Ooh! I spend a lot of time on Buford Highway. There's guy that I used to buy seafood from, who knows a hell of a lot about little tiny holes-in-the-wall way up and down Buford Highway, so he's taken me to a couple places. I live very close to The Octopus Bar so I go there every once in a while. I'm a huge fan of Decatur. I love Brickstore and Leon's and 246 and Twain's. Everyone there's super cool and they're a super tight family in a small restaurant community inside a big restaurant community. They're all just really good people so I love spending time over there.
What do you think has led to the growing interest in the Atlanta dining scene?
I love it. I think what's happened is that smaller, independent restaurants are starting to take risks and open things and be more chef-driven. It's a lot more personal that way. There's nothing wrong with big corporate restaurants, but it strips away that personal feeling you have when you walk into a place that you can tell is very genuine and focused on what they're doing. I think that's been happening a lot and it's being supported, which is great. It wasn't at first, but I think it's blown up in a really positive way, so it's exciting to see.
Do you think that the food is more important than the story behind it, or do they all go hand-in-hand?
Oh, they play hand-in-hand. I'm a firm believer that if people hear a story about something, it makes their experience that much more better. It makes things taste more delicious before they try it. Not that that's easily done if you're serving 240 guests every night. But that's an important part of it. I think the whole package is important and you have to have everything for it to go to the next level.
Hugh and I went to Las Vegas last year for a little boys' trip and we ate at a Thai restaurant called Lotus of Siam. So we just asked them to cook for us and asked them to point us in the right direction. We ate some amazing food. One of the dishes was crispy rice and sour sausage. Each grain of rice was perfectly crisp in this insanely attractive way that just blew my mind. I wanted to come back and have that influence a dish. So we spent a week tinkering with Carolina Gold rice and how do we handle it and cook it, do we want starch on it or do we want to wash the starch on it? We figured out how to cook it so we could achieve that same texture. Then integrating sausage—sometimes we put in hot dog or bologna in it to have fun with it—and just use a coddled egg. That's kinda where it came from. It's like savory cereal.
Do you have any favorite flavors?
We're heavily influenced by preservation, so natural sourness through fermentation is really attractive to me because it's not a very recognizable flavor to the natural palate. I really like that and I think it's fun to play around with. So we ferment a lot of vegetables and meats and integrate them in different ways. That's kind of the direction we've gone with recently. Acid in general, like pickles, are always good.
Cokes in glass bottles always taste better, and your starter, Things in Jars, is delicious. What is it about things in glass containers that make them so delicious?

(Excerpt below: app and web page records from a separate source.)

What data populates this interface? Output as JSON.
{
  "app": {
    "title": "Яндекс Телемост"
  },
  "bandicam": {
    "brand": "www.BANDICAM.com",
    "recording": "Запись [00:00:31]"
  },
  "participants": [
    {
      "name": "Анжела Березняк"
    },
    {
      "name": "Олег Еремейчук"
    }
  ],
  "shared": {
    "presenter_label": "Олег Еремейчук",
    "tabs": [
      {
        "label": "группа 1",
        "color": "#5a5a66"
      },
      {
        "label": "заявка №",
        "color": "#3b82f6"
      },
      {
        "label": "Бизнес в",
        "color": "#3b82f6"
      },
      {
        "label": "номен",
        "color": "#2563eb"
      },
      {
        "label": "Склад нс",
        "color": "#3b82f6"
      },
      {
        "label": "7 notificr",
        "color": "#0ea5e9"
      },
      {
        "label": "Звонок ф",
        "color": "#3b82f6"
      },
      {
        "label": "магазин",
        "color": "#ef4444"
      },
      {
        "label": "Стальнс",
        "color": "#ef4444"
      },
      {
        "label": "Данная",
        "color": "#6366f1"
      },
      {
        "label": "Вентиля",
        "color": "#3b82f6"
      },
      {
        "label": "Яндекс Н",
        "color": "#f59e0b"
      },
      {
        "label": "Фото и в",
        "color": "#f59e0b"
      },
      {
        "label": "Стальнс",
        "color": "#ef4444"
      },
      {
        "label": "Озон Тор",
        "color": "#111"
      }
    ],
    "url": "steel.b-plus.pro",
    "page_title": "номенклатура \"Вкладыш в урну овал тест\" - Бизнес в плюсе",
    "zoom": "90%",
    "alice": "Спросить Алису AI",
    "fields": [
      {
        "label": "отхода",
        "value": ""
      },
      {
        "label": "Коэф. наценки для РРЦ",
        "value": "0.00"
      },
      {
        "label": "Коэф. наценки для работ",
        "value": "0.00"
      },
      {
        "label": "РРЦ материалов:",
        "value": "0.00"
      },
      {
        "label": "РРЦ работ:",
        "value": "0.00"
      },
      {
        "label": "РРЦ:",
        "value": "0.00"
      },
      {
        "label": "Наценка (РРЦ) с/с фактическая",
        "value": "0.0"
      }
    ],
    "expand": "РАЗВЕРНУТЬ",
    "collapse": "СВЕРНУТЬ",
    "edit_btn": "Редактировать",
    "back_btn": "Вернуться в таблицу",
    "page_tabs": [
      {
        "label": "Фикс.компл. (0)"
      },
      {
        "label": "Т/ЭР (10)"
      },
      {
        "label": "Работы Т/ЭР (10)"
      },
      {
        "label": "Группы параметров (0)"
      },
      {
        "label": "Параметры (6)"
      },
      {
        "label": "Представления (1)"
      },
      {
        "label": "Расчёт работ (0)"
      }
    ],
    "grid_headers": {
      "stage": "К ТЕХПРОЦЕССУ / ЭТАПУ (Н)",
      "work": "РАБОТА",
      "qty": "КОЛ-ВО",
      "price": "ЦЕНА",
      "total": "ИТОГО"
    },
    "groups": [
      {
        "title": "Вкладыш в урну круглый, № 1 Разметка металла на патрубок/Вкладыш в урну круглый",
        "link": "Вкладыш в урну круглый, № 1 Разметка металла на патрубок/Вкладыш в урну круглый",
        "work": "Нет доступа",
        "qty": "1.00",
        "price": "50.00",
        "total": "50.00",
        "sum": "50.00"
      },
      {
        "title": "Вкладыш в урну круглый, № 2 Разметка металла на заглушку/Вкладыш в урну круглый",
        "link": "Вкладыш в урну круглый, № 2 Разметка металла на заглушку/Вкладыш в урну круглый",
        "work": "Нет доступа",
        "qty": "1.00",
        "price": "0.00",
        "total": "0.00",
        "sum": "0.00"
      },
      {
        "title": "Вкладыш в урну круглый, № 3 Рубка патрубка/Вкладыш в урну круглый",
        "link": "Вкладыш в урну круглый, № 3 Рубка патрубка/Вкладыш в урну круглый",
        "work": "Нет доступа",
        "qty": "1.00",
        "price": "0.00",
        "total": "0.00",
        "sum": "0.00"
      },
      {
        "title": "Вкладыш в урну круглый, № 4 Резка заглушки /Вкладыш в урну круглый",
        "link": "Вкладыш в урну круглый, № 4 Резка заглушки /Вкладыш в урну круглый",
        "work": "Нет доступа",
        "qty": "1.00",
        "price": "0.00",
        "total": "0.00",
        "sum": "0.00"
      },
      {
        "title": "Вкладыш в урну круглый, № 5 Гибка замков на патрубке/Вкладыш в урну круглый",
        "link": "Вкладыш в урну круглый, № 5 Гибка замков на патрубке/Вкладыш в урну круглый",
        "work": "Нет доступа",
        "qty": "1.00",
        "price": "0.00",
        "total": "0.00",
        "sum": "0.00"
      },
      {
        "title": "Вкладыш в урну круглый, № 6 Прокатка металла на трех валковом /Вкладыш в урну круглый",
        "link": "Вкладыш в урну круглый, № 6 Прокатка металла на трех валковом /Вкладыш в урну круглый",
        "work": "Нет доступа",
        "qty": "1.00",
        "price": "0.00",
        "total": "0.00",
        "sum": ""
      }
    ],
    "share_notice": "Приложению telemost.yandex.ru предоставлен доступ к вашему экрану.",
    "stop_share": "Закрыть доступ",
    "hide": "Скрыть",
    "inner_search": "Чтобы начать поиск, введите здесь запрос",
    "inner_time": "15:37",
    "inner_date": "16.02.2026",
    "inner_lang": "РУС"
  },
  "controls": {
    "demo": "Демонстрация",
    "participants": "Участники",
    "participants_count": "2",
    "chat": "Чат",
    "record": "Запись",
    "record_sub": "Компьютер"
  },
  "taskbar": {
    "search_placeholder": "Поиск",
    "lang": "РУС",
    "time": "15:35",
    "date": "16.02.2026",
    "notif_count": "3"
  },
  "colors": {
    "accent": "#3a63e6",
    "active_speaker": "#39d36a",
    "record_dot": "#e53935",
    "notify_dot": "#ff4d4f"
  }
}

I think it's a mental thing with presentation and the idea of preserving. I think it's exciting that you can preserve something while it's in the peak of the season and you can enjoy it later in the off-season. It's difficult for a restaurant to do it, too. We obviously do a lot of it [points to wall of preserve jars] and that's about a tenth of what we have here. We have a bunch downstairs. I don't know very many people who serve pickled okra in December or stewed tomatoes that we bought in June. It's kinda fun. I do think it's a mental thing, though, kinda like the story thing. It makes things better. It's mind trickery! [Laughs]
Empire State South
999 Peachtree Street NE, #140
Atlanta, GA 30309